Best for the Small Stuff: Dean and DeLuca is a New York City institution, despite having locations across the country and parts of the Middle East and Asia. While a trip to a brick-and-mortar location can yield many paper bags full of overpriced organic produce and mouth-watering prepared foods, the best reason to shop D&D online is the vast array of specialty condiments and packaged goods. Here’s where you’ll find otherwise rare stuff like Canadian secret Kozlik’s Horseradish Mustard, small-batch Brooklyn-made Sriracha mayonnaise and more.
Best for Paella Night: 2014 was the year of Spanish cooking, with many of the best new restaurants, from Toronto to Los Angeles, serving up culinary odes to the Basque country. To try Spanish food at home, Virginia-based La Tienda is your best bet. They source products directly from Spain where possible, locally otherwise. Look for mouthwatering jamón or spicy chorizo, or try one of their paella kits, which come with everything you need — including one of those big round pans.
Best for Cheese: Sure, you can buy things that aren’t cheese at Murray’s Cheese. You can buy imported Portuguese olive oil or English crackers, and even charcuterie. But the real reason — if not the only reason — to log in to murrayscheese.com is obvious. They have hundreds of varieties from all over the world on sale, from all different kinds of milk-giving animals. They have unpasteurized cheese and microbial cheese. They have goat’s cheese and water buffalo cheese. They have blue cheese and cheese curds. For zealots, they have a Cheese of the Month Club. If you’re looking for cheese, this is the alpha and the omega.
Best for Small Batches: Mouth.com bills itself as a purveyor of “Indie Food”, which is to say it’s essentially a Brooklyn farmers market online. The company prides itself on selling only products that are Made in the USA, and also on providing all the information a buyer could need about every supplier. Every item on the website comes with some backstory, so you know exactly who conceived and constructed those tortilla chips you just put in your cart, or who originally owned the barn where that bottle of bourbon was distilled.

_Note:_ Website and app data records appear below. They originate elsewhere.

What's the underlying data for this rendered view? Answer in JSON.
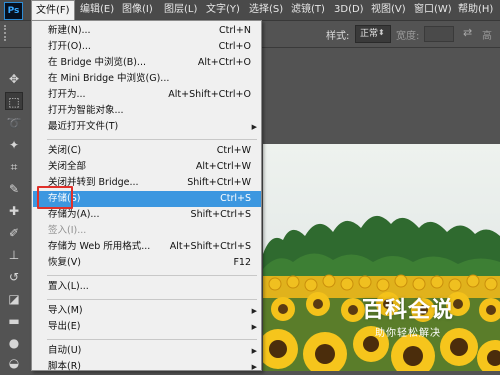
{
  "app": {
    "logo": "Ps"
  },
  "menubar": {
    "items": [
      "文件(F)",
      "编辑(E)",
      "图像(I)",
      "图层(L)",
      "文字(Y)",
      "选择(S)",
      "滤镜(T)",
      "3D(D)",
      "视图(V)",
      "窗口(W)",
      "帮助(H)"
    ]
  },
  "options_bar": {
    "style_label": "样式:",
    "style_value": "正常",
    "width_label": "宽度:",
    "height_label": "高"
  },
  "file_menu": {
    "items": [
      {
        "label": "新建(N)...",
        "shortcut": "Ctrl+N"
      },
      {
        "label": "打开(O)...",
        "shortcut": "Ctrl+O"
      },
      {
        "label": "在 Bridge 中浏览(B)...",
        "shortcut": "Alt+Ctrl+O"
      },
      {
        "label": "在 Mini Bridge 中浏览(G)...",
        "shortcut": ""
      },
      {
        "label": "打开为...",
        "shortcut": "Alt+Shift+Ctrl+O"
      },
      {
        "label": "打开为智能对象...",
        "shortcut": ""
      },
      {
        "label": "最近打开文件(T)",
        "shortcut": ""
      },
      {
        "label": "关闭(C)",
        "shortcut": "Ctrl+W"
      },
      {
        "label": "关闭全部",
        "shortcut": "Alt+Ctrl+W"
      },
      {
        "label": "关闭并转到 Bridge...",
        "shortcut": "Shift+Ctrl+W"
      },
      {
        "label": "存储(S)",
        "shortcut": "Ctrl+S"
      },
      {
        "label": "存储为(A)...",
        "shortcut": "Shift+Ctrl+S"
      },
      {
        "label": "签入(I)...",
        "shortcut": ""
      },
      {
        "label": "存储为 Web 所用格式...",
        "shortcut": "Alt+Shift+Ctrl+S"
      },
      {
        "label": "恢复(V)",
        "shortcut": "F12"
      },
      {
        "label": "置入(L)...",
        "shortcut": ""
      },
      {
        "label": "导入(M)",
        "shortcut": ""
      },
      {
        "label": "导出(E)",
        "shortcut": ""
      },
      {
        "label": "自动(U)",
        "shortcut": ""
      },
      {
        "label": "脚本(R)",
        "shortcut": ""
      }
    ]
  },
  "watermark": {
    "main": "百科全说",
    "sub": "助你轻松解决"
  },
  "colors": {
    "menu_highlight": "#3c97e0",
    "annotation_box": "#e0312b",
    "ui_dark": "#535353"
  }
}
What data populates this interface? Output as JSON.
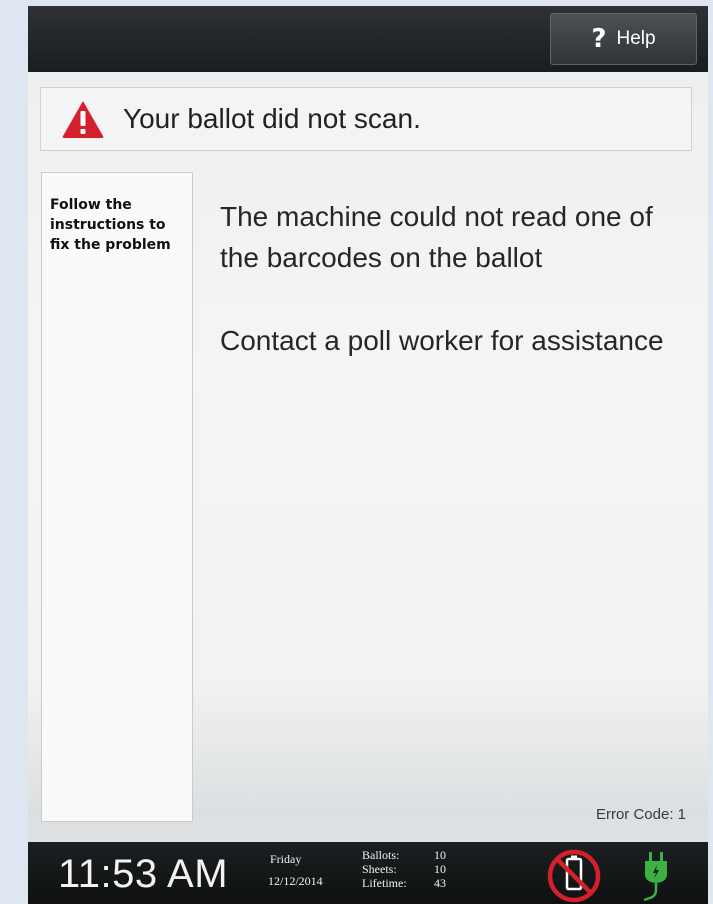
{
  "header": {
    "help_label": "Help",
    "help_icon_glyph": "?"
  },
  "status": {
    "message": "Your ballot did not scan.",
    "icon": "warning-triangle-icon",
    "icon_color": "#d4202a"
  },
  "sidebar": {
    "instruction": "Follow the instructions to fix the problem"
  },
  "main": {
    "paragraphs": [
      "The machine could not read one of the barcodes on the ballot",
      "Contact a poll worker for assistance"
    ]
  },
  "error_code": "Error Code: 1",
  "footer": {
    "time": "11:53 AM",
    "day": "Friday",
    "date": "12/12/2014",
    "counts": [
      {
        "label": "Ballots:",
        "value": "10"
      },
      {
        "label": "Sheets:",
        "value": "10"
      },
      {
        "label": "Lifetime:",
        "value": "43"
      }
    ],
    "battery_icon": "no-battery-icon",
    "battery_icon_color": "#d4202a",
    "power_icon": "power-plug-icon",
    "power_icon_color": "#3cb043"
  }
}
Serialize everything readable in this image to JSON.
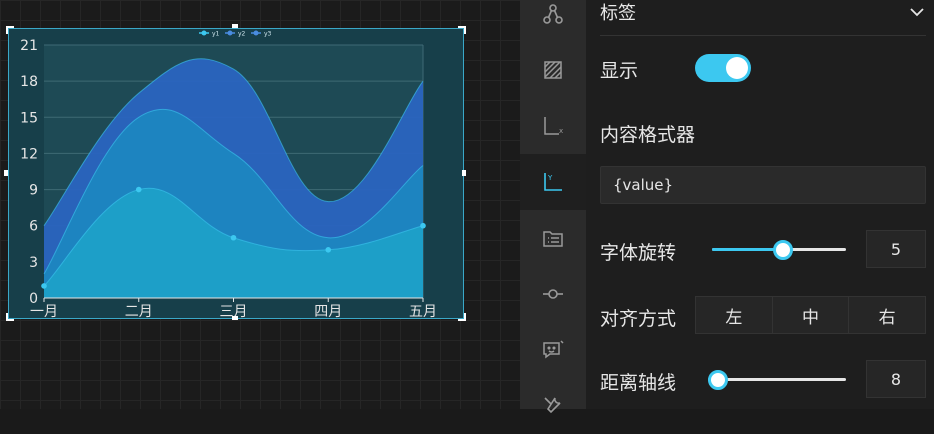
{
  "panel": {
    "section_title": "标签",
    "show_label": "显示",
    "show_enabled": true,
    "formatter_label": "内容格式器",
    "formatter_value": "{value}",
    "rotate_label": "字体旋转",
    "rotate_value": "5",
    "align_label": "对齐方式",
    "align_options": [
      "左",
      "中",
      "右"
    ],
    "distance_label": "距离轴线",
    "distance_value": "8"
  },
  "rail": {
    "icons": [
      "graph-nodes-icon",
      "grid-area-icon",
      "x-axis-icon",
      "y-axis-icon",
      "legend-list-icon",
      "series-line-icon",
      "tooltip-icon",
      "tools-icon"
    ],
    "active": "y-axis-icon",
    "x_axis_letter": "x",
    "y_axis_letter": "Y"
  },
  "chart_data": {
    "type": "area",
    "categories": [
      "一月",
      "二月",
      "三月",
      "四月",
      "五月"
    ],
    "series": [
      {
        "name": "y1",
        "values": [
          1,
          9,
          5,
          4,
          6
        ],
        "color": "#1ea0c8"
      },
      {
        "name": "y2",
        "values": [
          2,
          15,
          12,
          5,
          11
        ],
        "color": "#1c86c0"
      },
      {
        "name": "y3",
        "values": [
          6,
          17,
          19,
          8,
          18
        ],
        "color": "#2a64c0"
      }
    ],
    "yticks": [
      0,
      3,
      6,
      9,
      12,
      15,
      18,
      21
    ],
    "ylim": [
      0,
      21
    ],
    "legend": "top-center",
    "grid": true
  }
}
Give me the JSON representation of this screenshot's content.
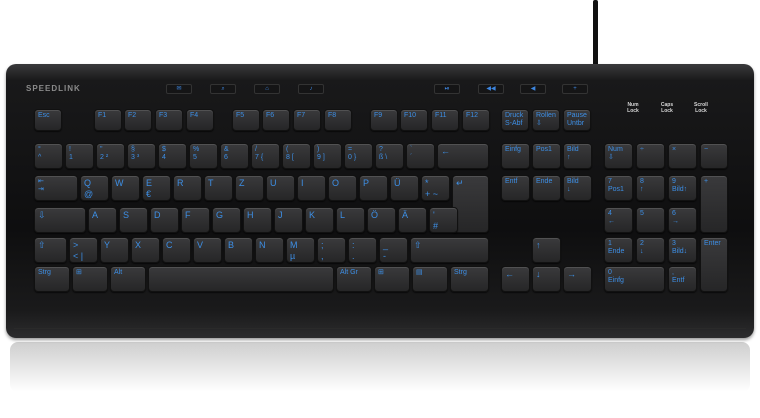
{
  "brand": "SPEEDLINK",
  "indicators": [
    "Num\nLock",
    "Caps\nLock",
    "Scroll\nLock"
  ],
  "media_keys": [
    "✉",
    "⌕",
    "⌂",
    "♪",
    "⏯",
    "◀◀",
    "◀",
    "+"
  ],
  "rows": {
    "fn": [
      "Esc",
      "F1",
      "F2",
      "F3",
      "F4",
      "F5",
      "F6",
      "F7",
      "F8",
      "F9",
      "F10",
      "F11",
      "F12",
      "Druck\nS-Abf",
      "Rollen\n⇩",
      "Pause\nUntbr"
    ],
    "num": [
      "°\n^",
      "!\n1",
      "\"\n2  ²",
      "§\n3  ³",
      "$\n4",
      "%\n5",
      "&\n6",
      "/\n7  {",
      "(\n8  [",
      ")\n9  ]",
      "=\n0  }",
      "?\nß  \\",
      "`\n´",
      "←"
    ],
    "q": [
      "⇤\n⇥",
      "Q\n@",
      "W",
      "E\n€",
      "R",
      "T",
      "Z",
      "U",
      "I",
      "O",
      "P",
      "Ü",
      "*\n+  ~",
      "↵"
    ],
    "a": [
      "⇩",
      "A",
      "S",
      "D",
      "F",
      "G",
      "H",
      "J",
      "K",
      "L",
      "Ö",
      "Ä",
      "'\n#"
    ],
    "z": [
      "⇧",
      ">\n<  |",
      "Y",
      "X",
      "C",
      "V",
      "B",
      "N",
      "M\nµ",
      ";\n,",
      ":\n.",
      "_\n-",
      "⇧"
    ],
    "bottom": [
      "Strg",
      "⊞",
      "Alt",
      "",
      "Alt Gr",
      "⊞",
      "▤",
      "Strg"
    ],
    "nav": [
      "Einfg",
      "Pos1",
      "Bild\n↑",
      "Entf",
      "Ende",
      "Bild\n↓"
    ],
    "arrows": [
      "↑",
      "←",
      "↓",
      "→"
    ],
    "numpad": [
      "Num\n⇩",
      "÷",
      "×",
      "−",
      "7\nPos1",
      "8\n↑",
      "9\nBild↑",
      "+",
      "4\n←",
      "5",
      "6\n→",
      "1\nEnde",
      "2\n↓",
      "3\nBild↓",
      "Enter",
      "0\nEinfg",
      ",\nEntf"
    ]
  }
}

Oliviers & Co.
Best for Vinaigrette: Yes, you can buy cheap supermarket olive oil, and it will be the workhorse of your kitchen pantry. But sometimes you might want to up your olive oil game. That’s when you call in the French. Founded by a bunch of gastronomically inclined photographers in the south of France almost 20 years ago, Oliviers & Co. aims to offer the world a taste of the Mediterranean. It began with a boutique in Paris, then boutiques elsewhere (including Boston and New York), and then an online shop — one that, it should be said, has some of the best selections of olive oils, vinegars, truffles and other seasonings anywhere on the Internet.
Russ & Daughters
Best for a Schmear: Russ & Daughters opened on New York City’s Lower East Side in 1914, selling salt-cured herring and salmon among other Eastern European Jewish fare, and has remained essentially unchanged since. If you find yourself in New York, there is most often a line out the door for smoked salmon, bagels and cream cheese. This is partly due to quality ingredients: salmon sourced from Nova Scotia, Norway, Scotland or Denmark and cold smoked in-house; caviar from Siberia; a family whitefish recipe that dates back longer than the 100 years the store’s been open. And it’s partly just tradition. Where else would one go for bagels? If you find yourself online, you’ll be happy to know Russ & Daughters delivers anywhere in the United States.
Best for Dummies: Blue Apron and Plated are two startups that operate on the same basic principle: grocery shopping is hard if you don’t have a plan. To that end, they deliver the ingredients you’ll need to cook a full meal and include recipes to help you do it. Blue Apron offers a slightly more by-the-numbers approach, with diagrammed recipe cards and flexible meal plans based on your dietary restrictions or preferences; Plated focuses a bit more heavily on sourcing fresh and sustainable meat, fish and produce from as close to your home as possible. Sure, this approach leaves little room for choice, substitution or experimentation, which can be half the fun of cooking. Still, we can’t help but agree with the premise: cooking your own food is always a good idea.